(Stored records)
•••••

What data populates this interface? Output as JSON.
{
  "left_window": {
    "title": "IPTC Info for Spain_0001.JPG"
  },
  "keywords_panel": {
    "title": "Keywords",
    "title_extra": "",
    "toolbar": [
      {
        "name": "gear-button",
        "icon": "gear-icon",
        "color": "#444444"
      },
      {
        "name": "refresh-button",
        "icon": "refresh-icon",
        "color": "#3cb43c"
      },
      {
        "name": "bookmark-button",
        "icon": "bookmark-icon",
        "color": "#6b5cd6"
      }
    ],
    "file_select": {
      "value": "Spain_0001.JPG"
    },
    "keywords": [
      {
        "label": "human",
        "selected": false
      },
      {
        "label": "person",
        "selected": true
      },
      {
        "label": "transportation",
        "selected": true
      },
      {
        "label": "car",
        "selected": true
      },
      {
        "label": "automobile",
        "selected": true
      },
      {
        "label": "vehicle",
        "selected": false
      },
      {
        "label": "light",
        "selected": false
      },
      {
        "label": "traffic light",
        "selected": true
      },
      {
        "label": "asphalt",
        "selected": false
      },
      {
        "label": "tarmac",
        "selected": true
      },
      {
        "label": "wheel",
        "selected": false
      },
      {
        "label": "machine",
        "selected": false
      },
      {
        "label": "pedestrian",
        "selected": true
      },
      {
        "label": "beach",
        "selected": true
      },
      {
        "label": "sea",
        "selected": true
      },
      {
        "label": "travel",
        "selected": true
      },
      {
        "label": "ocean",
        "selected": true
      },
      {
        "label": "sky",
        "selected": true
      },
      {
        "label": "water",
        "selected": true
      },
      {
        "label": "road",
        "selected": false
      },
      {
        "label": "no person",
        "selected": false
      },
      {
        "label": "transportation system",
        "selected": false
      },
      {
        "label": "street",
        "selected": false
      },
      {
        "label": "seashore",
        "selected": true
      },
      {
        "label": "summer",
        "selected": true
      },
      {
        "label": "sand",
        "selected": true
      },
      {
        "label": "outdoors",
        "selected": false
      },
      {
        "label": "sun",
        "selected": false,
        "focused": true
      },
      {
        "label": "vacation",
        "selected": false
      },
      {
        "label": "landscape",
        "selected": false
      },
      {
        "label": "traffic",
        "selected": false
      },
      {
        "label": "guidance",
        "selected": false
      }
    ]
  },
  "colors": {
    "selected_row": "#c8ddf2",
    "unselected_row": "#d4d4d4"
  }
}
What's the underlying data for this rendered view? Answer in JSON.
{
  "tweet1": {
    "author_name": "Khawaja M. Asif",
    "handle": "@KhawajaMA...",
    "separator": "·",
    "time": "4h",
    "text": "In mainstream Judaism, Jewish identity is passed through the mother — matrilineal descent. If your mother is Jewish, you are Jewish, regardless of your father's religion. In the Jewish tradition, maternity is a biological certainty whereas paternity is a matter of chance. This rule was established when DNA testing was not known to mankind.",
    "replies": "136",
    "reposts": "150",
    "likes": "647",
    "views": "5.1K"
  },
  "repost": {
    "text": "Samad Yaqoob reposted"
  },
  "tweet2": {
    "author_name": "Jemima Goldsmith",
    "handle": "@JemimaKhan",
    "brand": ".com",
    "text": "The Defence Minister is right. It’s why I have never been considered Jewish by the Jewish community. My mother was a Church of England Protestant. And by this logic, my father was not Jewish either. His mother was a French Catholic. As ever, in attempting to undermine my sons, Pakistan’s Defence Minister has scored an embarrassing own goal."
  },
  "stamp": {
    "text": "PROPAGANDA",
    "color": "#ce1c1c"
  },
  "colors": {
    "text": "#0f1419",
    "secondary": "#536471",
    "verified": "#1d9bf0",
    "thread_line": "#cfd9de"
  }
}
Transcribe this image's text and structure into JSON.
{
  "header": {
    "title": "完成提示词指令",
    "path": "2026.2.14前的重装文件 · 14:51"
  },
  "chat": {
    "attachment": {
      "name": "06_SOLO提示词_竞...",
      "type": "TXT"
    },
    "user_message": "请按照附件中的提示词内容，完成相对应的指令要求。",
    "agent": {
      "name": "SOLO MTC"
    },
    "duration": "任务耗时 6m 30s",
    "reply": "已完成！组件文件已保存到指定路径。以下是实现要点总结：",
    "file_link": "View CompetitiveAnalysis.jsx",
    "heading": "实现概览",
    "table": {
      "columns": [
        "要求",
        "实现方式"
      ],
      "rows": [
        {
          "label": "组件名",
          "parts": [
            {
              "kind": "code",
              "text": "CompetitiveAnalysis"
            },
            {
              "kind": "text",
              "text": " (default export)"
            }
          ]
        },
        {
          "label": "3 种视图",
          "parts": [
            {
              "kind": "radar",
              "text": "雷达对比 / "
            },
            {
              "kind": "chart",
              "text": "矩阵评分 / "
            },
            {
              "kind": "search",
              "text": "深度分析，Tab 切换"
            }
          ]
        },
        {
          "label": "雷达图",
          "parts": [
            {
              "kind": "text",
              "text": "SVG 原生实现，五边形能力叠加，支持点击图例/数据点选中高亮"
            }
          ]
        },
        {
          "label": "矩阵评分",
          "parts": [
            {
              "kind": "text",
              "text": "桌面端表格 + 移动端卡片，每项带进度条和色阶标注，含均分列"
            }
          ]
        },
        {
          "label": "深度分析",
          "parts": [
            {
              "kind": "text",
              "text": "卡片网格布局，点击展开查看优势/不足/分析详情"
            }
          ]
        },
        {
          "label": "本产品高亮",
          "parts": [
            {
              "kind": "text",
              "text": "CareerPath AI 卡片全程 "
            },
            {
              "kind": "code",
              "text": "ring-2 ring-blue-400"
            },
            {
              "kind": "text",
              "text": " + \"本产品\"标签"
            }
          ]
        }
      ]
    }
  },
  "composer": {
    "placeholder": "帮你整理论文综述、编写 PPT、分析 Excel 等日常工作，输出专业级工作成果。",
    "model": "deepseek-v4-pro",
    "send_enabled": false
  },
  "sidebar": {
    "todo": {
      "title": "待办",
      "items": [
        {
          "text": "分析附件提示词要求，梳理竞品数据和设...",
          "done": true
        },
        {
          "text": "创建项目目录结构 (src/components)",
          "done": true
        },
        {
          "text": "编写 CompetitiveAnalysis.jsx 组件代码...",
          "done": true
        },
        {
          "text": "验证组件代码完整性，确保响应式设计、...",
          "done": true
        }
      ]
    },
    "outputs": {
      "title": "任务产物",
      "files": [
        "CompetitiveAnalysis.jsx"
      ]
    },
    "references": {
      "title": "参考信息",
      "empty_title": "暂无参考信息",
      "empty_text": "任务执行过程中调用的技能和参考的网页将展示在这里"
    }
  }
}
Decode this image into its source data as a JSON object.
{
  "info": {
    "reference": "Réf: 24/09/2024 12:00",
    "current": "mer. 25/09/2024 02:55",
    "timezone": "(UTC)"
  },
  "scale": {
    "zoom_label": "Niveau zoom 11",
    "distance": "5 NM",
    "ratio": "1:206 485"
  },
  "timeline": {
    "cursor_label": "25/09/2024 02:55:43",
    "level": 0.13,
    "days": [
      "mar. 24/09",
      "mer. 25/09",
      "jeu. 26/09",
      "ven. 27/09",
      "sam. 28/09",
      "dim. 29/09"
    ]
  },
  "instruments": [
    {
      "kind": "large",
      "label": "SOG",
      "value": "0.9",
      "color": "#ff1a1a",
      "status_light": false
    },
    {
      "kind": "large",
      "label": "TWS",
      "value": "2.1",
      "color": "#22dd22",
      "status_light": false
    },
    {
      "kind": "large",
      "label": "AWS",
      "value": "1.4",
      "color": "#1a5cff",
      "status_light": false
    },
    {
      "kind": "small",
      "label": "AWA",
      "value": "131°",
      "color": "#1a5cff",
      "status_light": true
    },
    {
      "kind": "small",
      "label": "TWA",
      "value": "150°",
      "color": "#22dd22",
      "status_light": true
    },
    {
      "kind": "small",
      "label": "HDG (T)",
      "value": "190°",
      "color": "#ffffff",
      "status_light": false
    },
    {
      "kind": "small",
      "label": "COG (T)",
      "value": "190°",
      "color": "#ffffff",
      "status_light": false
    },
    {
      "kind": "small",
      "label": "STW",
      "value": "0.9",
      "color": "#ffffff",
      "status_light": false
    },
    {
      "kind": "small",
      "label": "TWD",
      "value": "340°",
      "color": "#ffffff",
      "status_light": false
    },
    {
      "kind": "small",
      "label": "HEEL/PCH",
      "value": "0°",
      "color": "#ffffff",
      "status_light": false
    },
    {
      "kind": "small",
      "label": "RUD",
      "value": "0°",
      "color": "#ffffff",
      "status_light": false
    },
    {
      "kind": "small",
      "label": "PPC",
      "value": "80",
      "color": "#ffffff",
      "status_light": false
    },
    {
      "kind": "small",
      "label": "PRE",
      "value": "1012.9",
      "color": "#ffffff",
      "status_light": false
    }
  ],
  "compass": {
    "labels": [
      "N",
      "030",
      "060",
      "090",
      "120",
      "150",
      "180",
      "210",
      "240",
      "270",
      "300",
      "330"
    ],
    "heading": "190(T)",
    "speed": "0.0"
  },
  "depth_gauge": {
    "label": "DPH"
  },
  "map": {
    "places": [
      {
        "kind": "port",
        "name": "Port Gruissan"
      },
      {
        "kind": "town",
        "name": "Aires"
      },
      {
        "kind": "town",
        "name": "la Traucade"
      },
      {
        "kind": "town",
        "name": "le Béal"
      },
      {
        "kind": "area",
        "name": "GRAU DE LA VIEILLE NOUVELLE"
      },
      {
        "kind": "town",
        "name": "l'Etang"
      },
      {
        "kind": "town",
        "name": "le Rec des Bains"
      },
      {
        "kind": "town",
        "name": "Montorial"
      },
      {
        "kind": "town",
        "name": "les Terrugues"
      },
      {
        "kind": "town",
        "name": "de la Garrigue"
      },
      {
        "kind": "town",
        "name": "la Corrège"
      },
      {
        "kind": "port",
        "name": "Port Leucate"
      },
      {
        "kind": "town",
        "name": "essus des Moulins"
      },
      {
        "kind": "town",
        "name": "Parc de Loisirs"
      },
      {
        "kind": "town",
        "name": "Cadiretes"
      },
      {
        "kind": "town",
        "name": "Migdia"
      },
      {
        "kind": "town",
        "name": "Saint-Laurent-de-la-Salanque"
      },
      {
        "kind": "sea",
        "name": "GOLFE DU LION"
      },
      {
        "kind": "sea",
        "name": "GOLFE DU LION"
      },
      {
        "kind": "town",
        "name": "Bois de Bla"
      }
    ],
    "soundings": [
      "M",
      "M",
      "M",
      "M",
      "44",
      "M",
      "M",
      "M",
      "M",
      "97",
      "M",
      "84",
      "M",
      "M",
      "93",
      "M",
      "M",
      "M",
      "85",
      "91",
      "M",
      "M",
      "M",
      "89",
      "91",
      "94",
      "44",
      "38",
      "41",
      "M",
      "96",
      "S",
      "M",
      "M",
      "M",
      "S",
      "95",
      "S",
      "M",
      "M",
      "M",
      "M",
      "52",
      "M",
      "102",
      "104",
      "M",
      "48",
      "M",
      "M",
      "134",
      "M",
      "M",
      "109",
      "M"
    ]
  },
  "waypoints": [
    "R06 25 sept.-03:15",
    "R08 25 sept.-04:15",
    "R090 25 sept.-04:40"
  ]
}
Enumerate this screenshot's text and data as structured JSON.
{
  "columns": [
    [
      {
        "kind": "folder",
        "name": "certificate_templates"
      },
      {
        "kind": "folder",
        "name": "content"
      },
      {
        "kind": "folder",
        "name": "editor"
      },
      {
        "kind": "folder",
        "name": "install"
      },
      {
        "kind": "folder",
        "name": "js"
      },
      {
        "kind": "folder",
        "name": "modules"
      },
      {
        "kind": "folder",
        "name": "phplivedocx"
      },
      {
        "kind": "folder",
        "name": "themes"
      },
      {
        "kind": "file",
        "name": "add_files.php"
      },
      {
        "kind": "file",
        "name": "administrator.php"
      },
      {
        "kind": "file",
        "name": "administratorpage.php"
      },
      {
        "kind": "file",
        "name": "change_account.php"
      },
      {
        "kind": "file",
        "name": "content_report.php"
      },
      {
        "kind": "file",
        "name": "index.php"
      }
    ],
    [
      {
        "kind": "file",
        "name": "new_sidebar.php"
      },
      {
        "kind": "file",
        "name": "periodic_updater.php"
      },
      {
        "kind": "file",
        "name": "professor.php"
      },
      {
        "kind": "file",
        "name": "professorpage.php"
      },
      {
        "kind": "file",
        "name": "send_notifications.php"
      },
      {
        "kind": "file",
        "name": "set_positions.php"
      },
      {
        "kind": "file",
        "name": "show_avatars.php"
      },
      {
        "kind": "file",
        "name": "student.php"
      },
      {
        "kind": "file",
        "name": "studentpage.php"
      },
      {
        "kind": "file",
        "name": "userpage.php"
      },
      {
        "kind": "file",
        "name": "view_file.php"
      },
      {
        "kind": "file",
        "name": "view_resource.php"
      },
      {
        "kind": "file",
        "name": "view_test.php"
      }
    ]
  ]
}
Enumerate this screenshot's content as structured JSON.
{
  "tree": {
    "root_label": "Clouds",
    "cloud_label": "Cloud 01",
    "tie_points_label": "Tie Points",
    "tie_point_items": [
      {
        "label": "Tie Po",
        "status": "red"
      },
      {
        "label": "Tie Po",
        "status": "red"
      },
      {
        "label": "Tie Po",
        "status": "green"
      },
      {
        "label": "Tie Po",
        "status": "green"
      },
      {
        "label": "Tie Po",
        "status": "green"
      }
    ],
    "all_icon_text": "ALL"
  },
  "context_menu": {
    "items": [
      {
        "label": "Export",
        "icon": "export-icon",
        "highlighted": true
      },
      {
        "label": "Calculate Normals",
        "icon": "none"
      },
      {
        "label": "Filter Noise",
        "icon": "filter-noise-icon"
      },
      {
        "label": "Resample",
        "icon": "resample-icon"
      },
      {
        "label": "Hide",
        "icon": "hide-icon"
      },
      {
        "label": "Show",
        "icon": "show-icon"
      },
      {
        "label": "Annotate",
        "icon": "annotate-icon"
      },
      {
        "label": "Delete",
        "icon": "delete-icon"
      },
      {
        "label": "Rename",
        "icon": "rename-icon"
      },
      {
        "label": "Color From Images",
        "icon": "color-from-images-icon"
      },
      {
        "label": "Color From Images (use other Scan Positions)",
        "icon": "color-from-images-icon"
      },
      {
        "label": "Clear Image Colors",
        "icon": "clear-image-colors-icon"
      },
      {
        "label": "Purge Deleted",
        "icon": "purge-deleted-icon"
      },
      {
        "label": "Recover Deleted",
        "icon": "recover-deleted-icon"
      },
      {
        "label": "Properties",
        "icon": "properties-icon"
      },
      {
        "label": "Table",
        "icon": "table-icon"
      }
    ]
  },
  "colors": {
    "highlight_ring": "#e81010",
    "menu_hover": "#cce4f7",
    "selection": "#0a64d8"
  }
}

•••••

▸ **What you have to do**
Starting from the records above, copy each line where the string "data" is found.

▸ **Completed exercise**
What data populates this interface? Output as JSON.
What's the underlying data for this rendered view? Answer in JSON.
Decode this image into its source data as a JSON object.
Enumerate this screenshot's text and data as structured JSON.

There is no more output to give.